◆ PROBLEM DESCRIPTION
Output every line of the listing as it stands.

◆ MATERIAL FOR THIS TASK

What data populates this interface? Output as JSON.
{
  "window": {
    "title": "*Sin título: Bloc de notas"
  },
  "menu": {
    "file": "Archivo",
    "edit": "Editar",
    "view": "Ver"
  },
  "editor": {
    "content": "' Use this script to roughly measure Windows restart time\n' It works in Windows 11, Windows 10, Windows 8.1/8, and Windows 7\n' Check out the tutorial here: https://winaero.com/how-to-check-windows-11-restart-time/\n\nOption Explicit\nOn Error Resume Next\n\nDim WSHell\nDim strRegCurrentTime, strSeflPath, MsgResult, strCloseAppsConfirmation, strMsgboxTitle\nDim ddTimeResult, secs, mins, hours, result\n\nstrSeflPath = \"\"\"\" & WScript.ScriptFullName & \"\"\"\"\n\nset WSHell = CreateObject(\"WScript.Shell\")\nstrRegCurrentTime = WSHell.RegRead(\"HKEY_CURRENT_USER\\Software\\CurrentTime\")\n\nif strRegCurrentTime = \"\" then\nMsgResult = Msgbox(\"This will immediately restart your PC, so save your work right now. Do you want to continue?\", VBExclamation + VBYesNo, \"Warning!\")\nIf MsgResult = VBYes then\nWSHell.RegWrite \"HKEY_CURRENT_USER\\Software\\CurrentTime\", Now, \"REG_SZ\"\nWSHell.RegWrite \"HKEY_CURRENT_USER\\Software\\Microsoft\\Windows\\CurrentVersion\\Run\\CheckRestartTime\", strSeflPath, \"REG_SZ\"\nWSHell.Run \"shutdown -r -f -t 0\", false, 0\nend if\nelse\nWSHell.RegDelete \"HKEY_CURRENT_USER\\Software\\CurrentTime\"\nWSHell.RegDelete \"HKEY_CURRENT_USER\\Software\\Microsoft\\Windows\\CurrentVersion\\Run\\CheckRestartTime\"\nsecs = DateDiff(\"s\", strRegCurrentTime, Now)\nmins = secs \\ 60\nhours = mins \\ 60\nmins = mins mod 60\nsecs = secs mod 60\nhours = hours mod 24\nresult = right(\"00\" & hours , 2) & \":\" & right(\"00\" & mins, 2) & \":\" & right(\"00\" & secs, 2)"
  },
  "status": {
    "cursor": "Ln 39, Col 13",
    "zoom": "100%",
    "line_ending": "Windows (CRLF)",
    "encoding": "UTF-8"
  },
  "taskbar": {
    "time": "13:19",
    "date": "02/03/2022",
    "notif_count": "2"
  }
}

◆ THE ANSWER
What data populates this interface? Output as JSON.
{
  "window": {
    "title": "*Sin título: Bloc de notas"
  },
  "menu": {
    "file": "Archivo",
    "edit": "Editar",
    "view": "Ver"
  },
  "editor": {
    "content": "' Use this script to roughly measure Windows restart time\n' It works in Windows 11, Windows 10, Windows 8.1/8, and Windows 7\n' Check out the tutorial here: https://winaero.com/how-to-check-windows-11-restart-time/\n\nOption Explicit\nOn Error Resume Next\n\nDim WSHell\nDim strRegCurrentTime, strSeflPath, MsgResult, strCloseAppsConfirmation, strMsgboxTitle\nDim ddTimeResult, secs, mins, hours, result\n\nstrSeflPath = \"\"\"\" & WScript.ScriptFullName & \"\"\"\"\n\nset WSHell = CreateObject(\"WScript.Shell\")\nstrRegCurrentTime = WSHell.RegRead(\"HKEY_CURRENT_USER\\Software\\CurrentTime\")\n\nif strRegCurrentTime = \"\" then\nMsgResult = Msgbox(\"This will immediately restart your PC, so save your work right now. Do you want to continue?\", VBExclamation + VBYesNo, \"Warning!\")\nIf MsgResult = VBYes then\nWSHell.RegWrite \"HKEY_CURRENT_USER\\Software\\CurrentTime\", Now, \"REG_SZ\"\nWSHell.RegWrite \"HKEY_CURRENT_USER\\Software\\Microsoft\\Windows\\CurrentVersion\\Run\\CheckRestartTime\", strSeflPath, \"REG_SZ\"\nWSHell.Run \"shutdown -r -f -t 0\", false, 0\nend if\nelse\nWSHell.RegDelete \"HKEY_CURRENT_USER\\Software\\CurrentTime\"\nWSHell.RegDelete \"HKEY_CURRENT_USER\\Software\\Microsoft\\Windows\\CurrentVersion\\Run\\CheckRestartTime\"\nsecs = DateDiff(\"s\", strRegCurrentTime, Now)\nmins = secs \\ 60\nhours = mins \\ 60\nmins = mins mod 60\nsecs = secs mod 60\nhours = hours mod 24\nresult = right(\"00\" & hours , 2) & \":\" & right(\"00\" & mins, 2) & \":\" & right(\"00\" & secs, 2)"
  },
  "status": {
    "cursor": "Ln 39, Col 13",
    "zoom": "100%",
    "line_ending": "Windows (CRLF)",
    "encoding": "UTF-8"
  },
  "taskbar": {
    "time": "13:19",
    "date": "02/03/2022",
    "notif_count": "2"
  }
}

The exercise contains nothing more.